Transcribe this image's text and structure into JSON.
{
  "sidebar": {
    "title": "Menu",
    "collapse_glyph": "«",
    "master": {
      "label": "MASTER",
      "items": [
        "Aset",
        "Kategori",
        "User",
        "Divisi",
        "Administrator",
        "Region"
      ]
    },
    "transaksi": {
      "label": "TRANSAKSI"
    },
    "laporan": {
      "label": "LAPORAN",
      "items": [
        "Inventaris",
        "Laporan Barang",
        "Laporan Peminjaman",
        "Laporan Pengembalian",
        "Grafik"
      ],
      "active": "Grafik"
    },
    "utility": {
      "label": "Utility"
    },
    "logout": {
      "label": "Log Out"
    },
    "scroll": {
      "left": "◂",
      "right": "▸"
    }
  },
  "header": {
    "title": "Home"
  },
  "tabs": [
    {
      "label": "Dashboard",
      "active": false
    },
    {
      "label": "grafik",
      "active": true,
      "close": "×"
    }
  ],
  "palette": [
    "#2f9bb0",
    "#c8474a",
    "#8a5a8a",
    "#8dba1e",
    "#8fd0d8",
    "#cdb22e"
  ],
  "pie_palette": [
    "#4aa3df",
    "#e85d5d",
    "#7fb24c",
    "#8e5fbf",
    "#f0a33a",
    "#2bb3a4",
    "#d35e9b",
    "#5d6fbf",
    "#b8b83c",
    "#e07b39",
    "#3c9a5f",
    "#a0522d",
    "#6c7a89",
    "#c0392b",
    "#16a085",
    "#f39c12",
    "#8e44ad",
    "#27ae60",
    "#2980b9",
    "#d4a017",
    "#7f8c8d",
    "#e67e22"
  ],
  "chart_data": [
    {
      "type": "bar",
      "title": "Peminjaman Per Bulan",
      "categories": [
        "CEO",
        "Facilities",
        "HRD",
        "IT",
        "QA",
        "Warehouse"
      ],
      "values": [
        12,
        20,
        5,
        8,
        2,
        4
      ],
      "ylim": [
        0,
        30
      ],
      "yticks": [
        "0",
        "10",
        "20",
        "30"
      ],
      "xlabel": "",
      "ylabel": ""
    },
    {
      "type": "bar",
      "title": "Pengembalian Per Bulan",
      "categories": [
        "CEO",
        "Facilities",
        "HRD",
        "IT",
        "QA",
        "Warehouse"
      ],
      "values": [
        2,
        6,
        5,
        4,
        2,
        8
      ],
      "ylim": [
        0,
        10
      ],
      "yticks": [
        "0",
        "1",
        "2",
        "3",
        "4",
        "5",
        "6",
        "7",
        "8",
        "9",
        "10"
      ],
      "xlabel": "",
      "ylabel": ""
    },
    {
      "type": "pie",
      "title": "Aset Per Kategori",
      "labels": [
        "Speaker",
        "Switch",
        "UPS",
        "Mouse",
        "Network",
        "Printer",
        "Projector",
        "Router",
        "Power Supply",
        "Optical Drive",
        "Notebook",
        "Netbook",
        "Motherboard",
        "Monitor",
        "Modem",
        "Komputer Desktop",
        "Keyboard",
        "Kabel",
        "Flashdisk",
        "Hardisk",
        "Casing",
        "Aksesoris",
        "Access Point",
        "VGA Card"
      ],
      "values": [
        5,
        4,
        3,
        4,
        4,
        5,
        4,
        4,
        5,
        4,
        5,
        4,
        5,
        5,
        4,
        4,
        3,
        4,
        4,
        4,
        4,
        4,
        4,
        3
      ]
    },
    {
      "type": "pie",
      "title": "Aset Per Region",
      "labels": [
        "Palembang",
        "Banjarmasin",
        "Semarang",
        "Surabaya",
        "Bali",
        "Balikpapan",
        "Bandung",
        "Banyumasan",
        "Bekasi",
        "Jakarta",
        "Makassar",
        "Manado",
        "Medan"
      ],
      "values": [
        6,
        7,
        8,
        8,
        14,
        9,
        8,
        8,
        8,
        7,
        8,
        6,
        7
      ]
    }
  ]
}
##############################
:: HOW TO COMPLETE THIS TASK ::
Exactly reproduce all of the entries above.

:: YOUR RESPONSE ::
Transcribe this image's text and structure into JSON.
{
  "sidebar": {
    "title": "Menu",
    "collapse_glyph": "«",
    "master": {
      "label": "MASTER",
      "items": [
        "Aset",
        "Kategori",
        "User",
        "Divisi",
        "Administrator",
        "Region"
      ]
    },
    "transaksi": {
      "label": "TRANSAKSI"
    },
    "laporan": {
      "label": "LAPORAN",
      "items": [
        "Inventaris",
        "Laporan Barang",
        "Laporan Peminjaman",
        "Laporan Pengembalian",
        "Grafik"
      ],
      "active": "Grafik"
    },
    "utility": {
      "label": "Utility"
    },
    "logout": {
      "label": "Log Out"
    },
    "scroll": {
      "left": "◂",
      "right": "▸"
    }
  },
  "header": {
    "title": "Home"
  },
  "tabs": [
    {
      "label": "Dashboard",
      "active": false
    },
    {
      "label": "grafik",
      "active": true,
      "close": "×"
    }
  ],
  "palette": [
    "#2f9bb0",
    "#c8474a",
    "#8a5a8a",
    "#8dba1e",
    "#8fd0d8",
    "#cdb22e"
  ],
  "pie_palette": [
    "#4aa3df",
    "#e85d5d",
    "#7fb24c",
    "#8e5fbf",
    "#f0a33a",
    "#2bb3a4",
    "#d35e9b",
    "#5d6fbf",
    "#b8b83c",
    "#e07b39",
    "#3c9a5f",
    "#a0522d",
    "#6c7a89",
    "#c0392b",
    "#16a085",
    "#f39c12",
    "#8e44ad",
    "#27ae60",
    "#2980b9",
    "#d4a017",
    "#7f8c8d",
    "#e67e22"
  ],
  "chart_data": [
    {
      "type": "bar",
      "title": "Peminjaman Per Bulan",
      "categories": [
        "CEO",
        "Facilities",
        "HRD",
        "IT",
        "QA",
        "Warehouse"
      ],
      "values": [
        12,
        20,
        5,
        8,
        2,
        4
      ],
      "ylim": [
        0,
        30
      ],
      "yticks": [
        "0",
        "10",
        "20",
        "30"
      ],
      "xlabel": "",
      "ylabel": ""
    },
    {
      "type": "bar",
      "title": "Pengembalian Per Bulan",
      "categories": [
        "CEO",
        "Facilities",
        "HRD",
        "IT",
        "QA",
        "Warehouse"
      ],
      "values": [
        2,
        6,
        5,
        4,
        2,
        8
      ],
      "ylim": [
        0,
        10
      ],
      "yticks": [
        "0",
        "1",
        "2",
        "3",
        "4",
        "5",
        "6",
        "7",
        "8",
        "9",
        "10"
      ],
      "xlabel": "",
      "ylabel": ""
    },
    {
      "type": "pie",
      "title": "Aset Per Kategori",
      "labels": [
        "Speaker",
        "Switch",
        "UPS",
        "Mouse",
        "Network",
        "Printer",
        "Projector",
        "Router",
        "Power Supply",
        "Optical Drive",
        "Notebook",
        "Netbook",
        "Motherboard",
        "Monitor",
        "Modem",
        "Komputer Desktop",
        "Keyboard",
        "Kabel",
        "Flashdisk",
        "Hardisk",
        "Casing",
        "Aksesoris",
        "Access Point",
        "VGA Card"
      ],
      "values": [
        5,
        4,
        3,
        4,
        4,
        5,
        4,
        4,
        5,
        4,
        5,
        4,
        5,
        5,
        4,
        4,
        3,
        4,
        4,
        4,
        4,
        4,
        4,
        3
      ]
    },
    {
      "type": "pie",
      "title": "Aset Per Region",
      "labels": [
        "Palembang",
        "Banjarmasin",
        "Semarang",
        "Surabaya",
        "Bali",
        "Balikpapan",
        "Bandung",
        "Banyumasan",
        "Bekasi",
        "Jakarta",
        "Makassar",
        "Manado",
        "Medan"
      ],
      "values": [
        6,
        7,
        8,
        8,
        14,
        9,
        8,
        8,
        8,
        7,
        8,
        6,
        7
      ]
    }
  ]
}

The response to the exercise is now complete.